He also seeks tougher criminal penalties for drug traffickers and those who use violence during drug crimes. Shumlin, a Democrat, is proposing several million dollars in new spending to help contain the proposals. Shumlin is set to reveal a budget proposal Wednesday that could contain details on how to pay for his proposals.
While Republicans in the Vermont Legislature criticized the governor's speech for not focusing more on jobs and the economy, they agreed with the need to fight the drug threat.
Recovering addict Dustin Machia, 25, attended Shumlin's speech and was singled out by the governor as someone who quickly became addicted after being offered Oxycontin, a powerful opioid, in high school.
"It led me to places I didn't want to go, never thought I'd be," Machia said.
He soon became a $500-a-day addict who stole $20,000 worth of equipment from the family farm before his mother introduced him to a local physician who helped him.
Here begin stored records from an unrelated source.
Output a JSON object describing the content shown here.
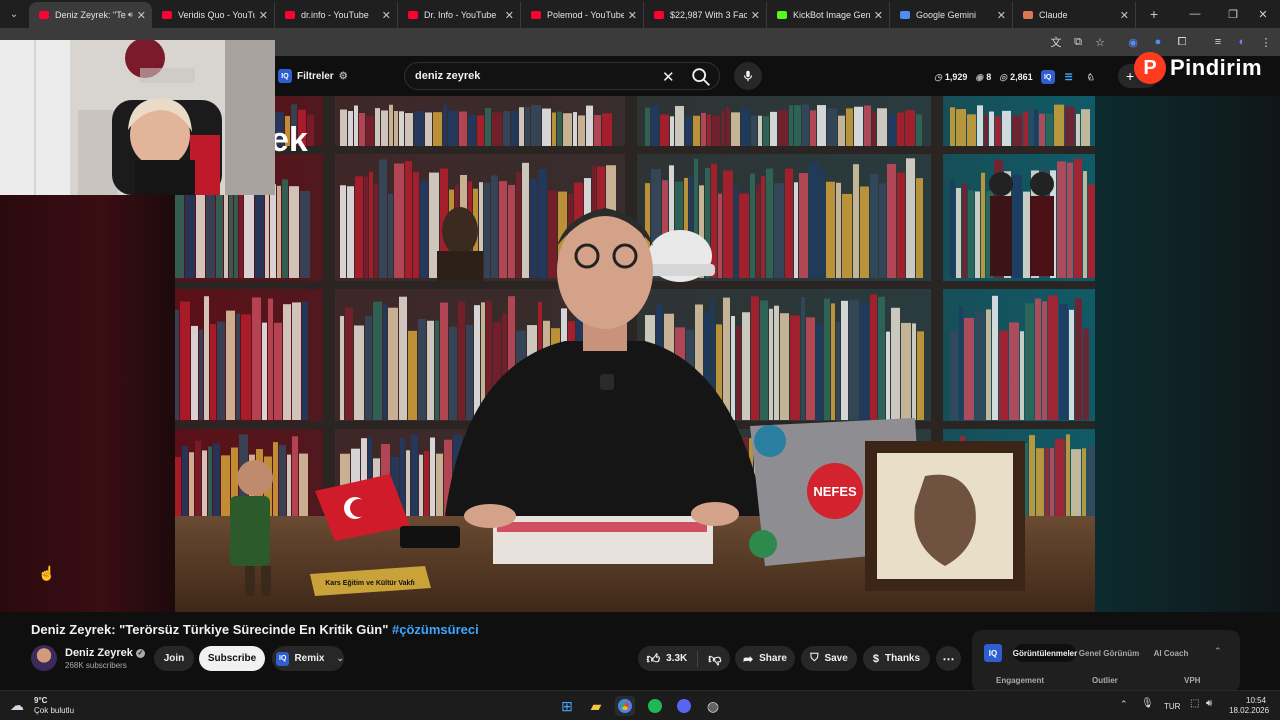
{
  "browser": {
    "tabs": [
      {
        "title": "Deniz Zeyrek: \"Te",
        "favicon_color": "#ff0033",
        "active": true,
        "audio": true
      },
      {
        "title": "Veridis Quo - YouTube",
        "favicon_color": "#ff0033"
      },
      {
        "title": "dr.info - YouTube",
        "favicon_color": "#ff0033"
      },
      {
        "title": "Dr. Info - YouTube",
        "favicon_color": "#ff0033"
      },
      {
        "title": "Polemod - YouTube",
        "favicon_color": "#ff0033"
      },
      {
        "title": "$22,987 With 3 Facel",
        "favicon_color": "#ff0033"
      },
      {
        "title": "KickBot Image Gener",
        "favicon_color": "#53fc18"
      },
      {
        "title": "Google Gemini",
        "favicon_color": "#4f8df5"
      },
      {
        "title": "Claude",
        "favicon_color": "#d97757"
      }
    ]
  },
  "youtube": {
    "filters_label": "Filtreler",
    "search_value": "deniz zeyrek",
    "stats": {
      "views": "1,929",
      "count": "8",
      "watching": "2,861"
    },
    "overlay_brand": "Pindirim"
  },
  "video": {
    "title_main": "Deniz Zeyrek: \"Terörsüz Türkiye Sürecinde En Kritik Gün\" ",
    "title_hashtag": "#çözümsüreci",
    "laptop_sticker": "NEFES",
    "sign_text": "Kars Eğitim ve Kültür Vakfı",
    "poster_letters": "ek"
  },
  "channel": {
    "name": "Deniz Zeyrek",
    "subscribers": "268K subscribers",
    "join_label": "Join",
    "subscribe_label": "Subscribe",
    "remix_label": "Remix"
  },
  "actions": {
    "likes": "3.3K",
    "share_label": "Share",
    "save_label": "Save",
    "thanks_label": "Thanks"
  },
  "side_panel": {
    "tabs": [
      "Görüntülenmeler",
      "Genel Görünüm",
      "AI Coach"
    ],
    "columns": [
      "Engagement",
      "Outlier",
      "VPH"
    ]
  },
  "taskbar": {
    "weather_temp": "9°C",
    "weather_desc": "Çok bulutlu",
    "language": "TUR",
    "time": "10:54",
    "date": "18.02.2026"
  }
}
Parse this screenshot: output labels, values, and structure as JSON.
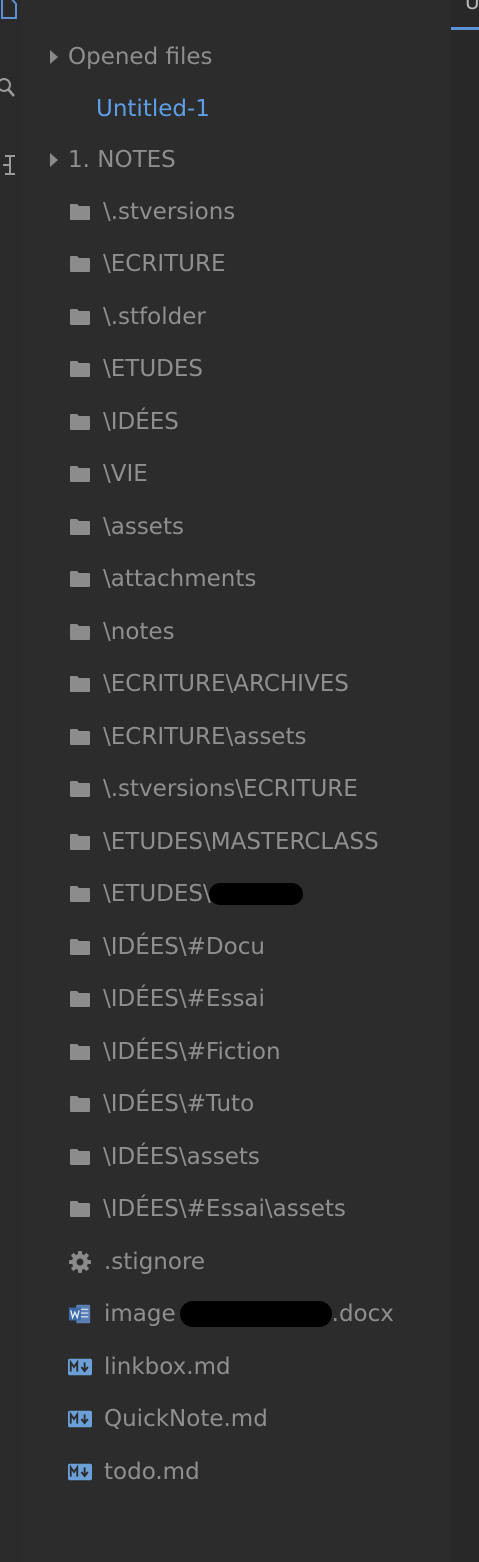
{
  "sidebar": {
    "opened_files": {
      "label": "Opened files",
      "items": [
        {
          "label": "Untitled-1"
        }
      ]
    },
    "notes": {
      "label": "1. NOTES"
    },
    "folders": [
      {
        "label": "\\.stversions"
      },
      {
        "label": "\\ECRITURE"
      },
      {
        "label": "\\.stfolder"
      },
      {
        "label": "\\ETUDES"
      },
      {
        "label": "\\IDÉES"
      },
      {
        "label": "\\VIE"
      },
      {
        "label": "\\assets"
      },
      {
        "label": "\\attachments"
      },
      {
        "label": "\\notes"
      },
      {
        "label": "\\ECRITURE\\ARCHIVES"
      },
      {
        "label": "\\ECRITURE\\assets"
      },
      {
        "label": "\\.stversions\\ECRITURE"
      },
      {
        "label": "\\ETUDES\\MASTERCLASS"
      },
      {
        "label": "\\ETUDES\\"
      },
      {
        "label": "\\IDÉES\\#Docu"
      },
      {
        "label": "\\IDÉES\\#Essai"
      },
      {
        "label": "\\IDÉES\\#Fiction"
      },
      {
        "label": "\\IDÉES\\#Tuto"
      },
      {
        "label": "\\IDÉES\\assets"
      },
      {
        "label": "\\IDÉES\\#Essai\\assets"
      }
    ],
    "files": [
      {
        "label": ".stignore",
        "icon": "gear-icon"
      },
      {
        "label_start": "image",
        "label_end": ".docx",
        "icon": "word-document-icon"
      },
      {
        "label": "linkbox.md",
        "icon": "markdown-icon"
      },
      {
        "label": "QuickNote.md",
        "icon": "markdown-icon"
      },
      {
        "label": "todo.md",
        "icon": "markdown-icon"
      }
    ]
  },
  "editor": {
    "tab_glyph": "U"
  },
  "colors": {
    "background": "#2c2c2c",
    "text_muted": "#8f8f8f",
    "accent_blue": "#5d9ee7",
    "folder_icon": "#8c8c8c",
    "markdown_icon": "#6b9fd8"
  }
}
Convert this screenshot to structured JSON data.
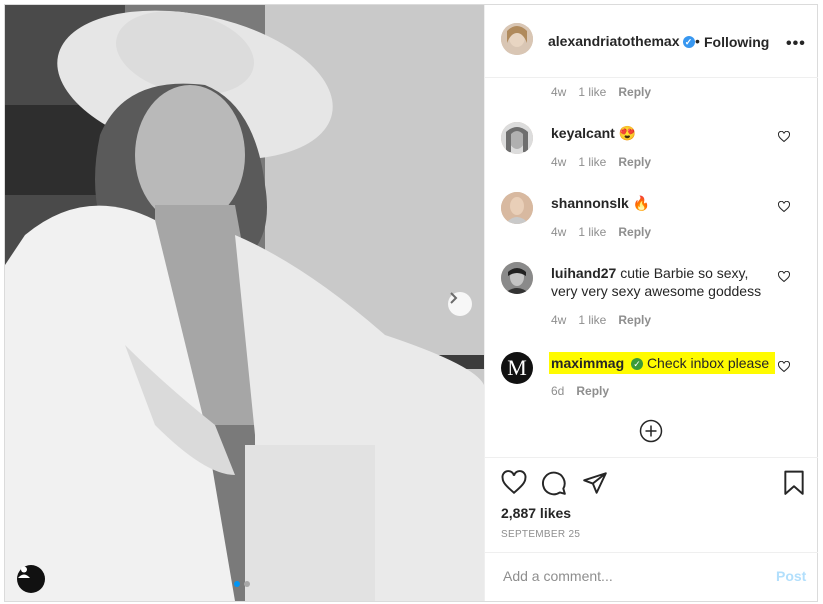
{
  "post": {
    "author": "alexandriatothemax",
    "header_separator": "•",
    "follow_status": "Following",
    "more_icon": "•••",
    "likes": "2,887 likes",
    "date": "SEPTEMBER 25"
  },
  "carousel": {
    "total": 2,
    "active": 0
  },
  "comments": [
    {
      "username": "",
      "text": "",
      "age": "4w",
      "likes": "1 like",
      "reply": "Reply",
      "partial": true
    },
    {
      "username": "keyalcant",
      "text": "😍",
      "age": "4w",
      "likes": "1 like",
      "reply": "Reply"
    },
    {
      "username": "shannonslk",
      "text": "🔥",
      "age": "4w",
      "likes": "1 like",
      "reply": "Reply"
    },
    {
      "username": "luihand27",
      "text": "cutie Barbie so sexy, very very sexy awesome goddess",
      "age": "4w",
      "likes": "1 like",
      "reply": "Reply"
    },
    {
      "username": "maximmag",
      "text": "Check inbox please",
      "age": "6d",
      "likes": "",
      "reply": "Reply",
      "verified": true,
      "highlighted": true,
      "avatar_letter": "M"
    }
  ],
  "add_comment": {
    "placeholder": "Add a comment...",
    "post_label": "Post"
  },
  "colors": {
    "verified": "#3897f0",
    "highlight": "#fffb00",
    "post_disabled": "#b2dffc"
  }
}
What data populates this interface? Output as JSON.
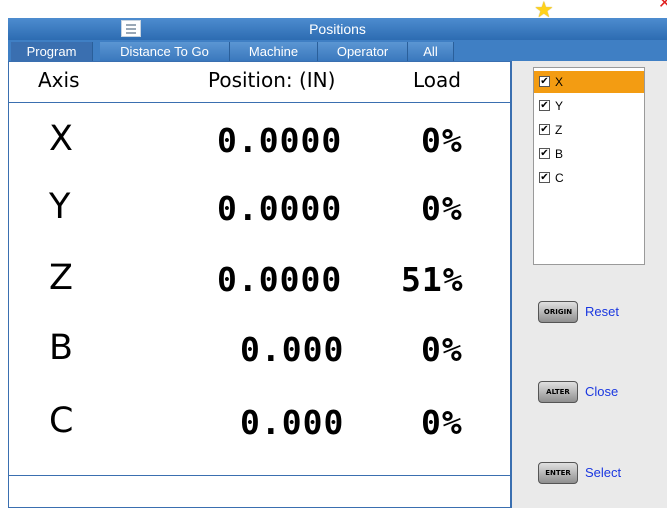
{
  "window": {
    "title": "Positions"
  },
  "tabs": [
    {
      "label": "Program"
    },
    {
      "label": "Distance To Go"
    },
    {
      "label": "Machine"
    },
    {
      "label": "Operator"
    },
    {
      "label": "All"
    }
  ],
  "table": {
    "headers": {
      "axis": "Axis",
      "position": "Position:  (IN)",
      "load": "Load"
    },
    "rows": [
      {
        "axis": "X",
        "position": "0.0000",
        "load": "0%"
      },
      {
        "axis": "Y",
        "position": "0.0000",
        "load": "0%"
      },
      {
        "axis": "Z",
        "position": "0.0000",
        "load": "51%"
      },
      {
        "axis": "B",
        "position": "0.000",
        "load": "0%"
      },
      {
        "axis": "C",
        "position": "0.000",
        "load": "0%"
      }
    ]
  },
  "axis_list": {
    "items": [
      {
        "label": "X",
        "checked": true,
        "selected": true
      },
      {
        "label": "Y",
        "checked": true,
        "selected": false
      },
      {
        "label": "Z",
        "checked": true,
        "selected": false
      },
      {
        "label": "B",
        "checked": true,
        "selected": false
      },
      {
        "label": "C",
        "checked": true,
        "selected": false
      }
    ]
  },
  "actions": [
    {
      "key": "ORIGIN",
      "label": "Reset"
    },
    {
      "key": "ALTER",
      "label": "Close"
    },
    {
      "key": "ENTER",
      "label": "Select"
    }
  ],
  "colors": {
    "accent": "#3a6fb0",
    "selection": "#f39c12",
    "action_text": "#1a37e0",
    "star": "#ffd21a"
  },
  "icons": {
    "menu": "menu-icon",
    "favorite": "star-icon",
    "close": "close-icon",
    "check": "checkmark-icon"
  }
}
It took him more than a week to get into a rehabilitation program.
Machia, who lives in the community of Swanton, just a few miles from the Quebec border, managed to overcome his addiction with the help of family, friends and hard work. He said his experience came before heroin reared its head in Vermont and he also hopes the Legislature can find ways to get people the help they need when they ask for it.
"When people are ready, they have to go," Machia said in the governor's office after the speech. "Three weeks, a month, it's too late by then."
The demand for heroin is being quickly filled by out-of-state drug dealers or Vermonters who travel to cities in southern New England or beyond, where heroin can cost $5 to $10 per bag. A couple of years ago they were being sold in Vermont for $40, but now they fetch $15 to $20, said Maj. Glenn Hall, head of the Vermont State Police's criminal division.